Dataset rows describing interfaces
= Beginning of Section =

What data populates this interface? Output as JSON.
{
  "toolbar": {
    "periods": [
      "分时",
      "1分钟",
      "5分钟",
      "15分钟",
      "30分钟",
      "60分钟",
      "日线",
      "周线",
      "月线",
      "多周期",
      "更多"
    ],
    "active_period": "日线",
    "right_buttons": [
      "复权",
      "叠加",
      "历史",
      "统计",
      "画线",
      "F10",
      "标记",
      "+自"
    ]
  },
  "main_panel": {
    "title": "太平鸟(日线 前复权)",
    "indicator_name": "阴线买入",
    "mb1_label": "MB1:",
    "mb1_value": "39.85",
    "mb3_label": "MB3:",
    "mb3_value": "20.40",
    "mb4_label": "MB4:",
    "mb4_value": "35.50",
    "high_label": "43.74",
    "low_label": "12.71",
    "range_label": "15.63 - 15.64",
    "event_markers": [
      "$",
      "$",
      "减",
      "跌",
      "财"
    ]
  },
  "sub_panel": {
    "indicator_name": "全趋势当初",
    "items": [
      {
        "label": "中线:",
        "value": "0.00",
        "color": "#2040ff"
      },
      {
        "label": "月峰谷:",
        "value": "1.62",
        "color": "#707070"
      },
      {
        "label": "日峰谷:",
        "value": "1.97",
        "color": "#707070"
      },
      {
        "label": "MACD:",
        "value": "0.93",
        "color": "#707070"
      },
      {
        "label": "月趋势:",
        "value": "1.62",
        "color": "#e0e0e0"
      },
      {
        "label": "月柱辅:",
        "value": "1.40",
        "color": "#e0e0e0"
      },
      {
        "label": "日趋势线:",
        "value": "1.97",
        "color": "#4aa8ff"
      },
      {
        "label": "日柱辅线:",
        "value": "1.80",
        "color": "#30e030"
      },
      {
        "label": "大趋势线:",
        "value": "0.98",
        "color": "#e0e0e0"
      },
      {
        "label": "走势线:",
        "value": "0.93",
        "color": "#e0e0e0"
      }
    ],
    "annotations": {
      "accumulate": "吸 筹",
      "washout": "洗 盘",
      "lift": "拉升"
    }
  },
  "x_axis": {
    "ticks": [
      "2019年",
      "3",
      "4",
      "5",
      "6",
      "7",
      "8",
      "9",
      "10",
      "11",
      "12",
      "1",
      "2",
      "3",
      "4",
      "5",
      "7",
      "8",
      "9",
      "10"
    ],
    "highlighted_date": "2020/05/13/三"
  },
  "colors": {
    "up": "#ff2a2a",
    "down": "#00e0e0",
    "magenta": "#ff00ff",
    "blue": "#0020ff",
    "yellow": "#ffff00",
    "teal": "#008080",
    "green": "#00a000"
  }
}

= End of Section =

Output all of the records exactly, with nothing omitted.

What data populates this interface? Output as JSON.
{
  "toolbar": {
    "periods": [
      "分时",
      "1分钟",
      "5分钟",
      "15分钟",
      "30分钟",
      "60分钟",
      "日线",
      "周线",
      "月线",
      "多周期",
      "更多"
    ],
    "active_period": "日线",
    "right_buttons": [
      "复权",
      "叠加",
      "历史",
      "统计",
      "画线",
      "F10",
      "标记",
      "+自"
    ]
  },
  "main_panel": {
    "title": "太平鸟(日线 前复权)",
    "indicator_name": "阴线买入",
    "mb1_label": "MB1:",
    "mb1_value": "39.85",
    "mb3_label": "MB3:",
    "mb3_value": "20.40",
    "mb4_label": "MB4:",
    "mb4_value": "35.50",
    "high_label": "43.74",
    "low_label": "12.71",
    "range_label": "15.63 - 15.64",
    "event_markers": [
      "$",
      "$",
      "减",
      "跌",
      "财"
    ]
  },
  "sub_panel": {
    "indicator_name": "全趋势当初",
    "items": [
      {
        "label": "中线:",
        "value": "0.00",
        "color": "#2040ff"
      },
      {
        "label": "月峰谷:",
        "value": "1.62",
        "color": "#707070"
      },
      {
        "label": "日峰谷:",
        "value": "1.97",
        "color": "#707070"
      },
      {
        "label": "MACD:",
        "value": "0.93",
        "color": "#707070"
      },
      {
        "label": "月趋势:",
        "value": "1.62",
        "color": "#e0e0e0"
      },
      {
        "label": "月柱辅:",
        "value": "1.40",
        "color": "#e0e0e0"
      },
      {
        "label": "日趋势线:",
        "value": "1.97",
        "color": "#4aa8ff"
      },
      {
        "label": "日柱辅线:",
        "value": "1.80",
        "color": "#30e030"
      },
      {
        "label": "大趋势线:",
        "value": "0.98",
        "color": "#e0e0e0"
      },
      {
        "label": "走势线:",
        "value": "0.93",
        "color": "#e0e0e0"
      }
    ],
    "annotations": {
      "accumulate": "吸 筹",
      "washout": "洗 盘",
      "lift": "拉升"
    }
  },
  "x_axis": {
    "ticks": [
      "2019年",
      "3",
      "4",
      "5",
      "6",
      "7",
      "8",
      "9",
      "10",
      "11",
      "12",
      "1",
      "2",
      "3",
      "4",
      "5",
      "7",
      "8",
      "9",
      "10"
    ],
    "highlighted_date": "2020/05/13/三"
  },
  "colors": {
    "up": "#ff2a2a",
    "down": "#00e0e0",
    "magenta": "#ff00ff",
    "blue": "#0020ff",
    "yellow": "#ffff00",
    "teal": "#008080",
    "green": "#00a000"
  }
}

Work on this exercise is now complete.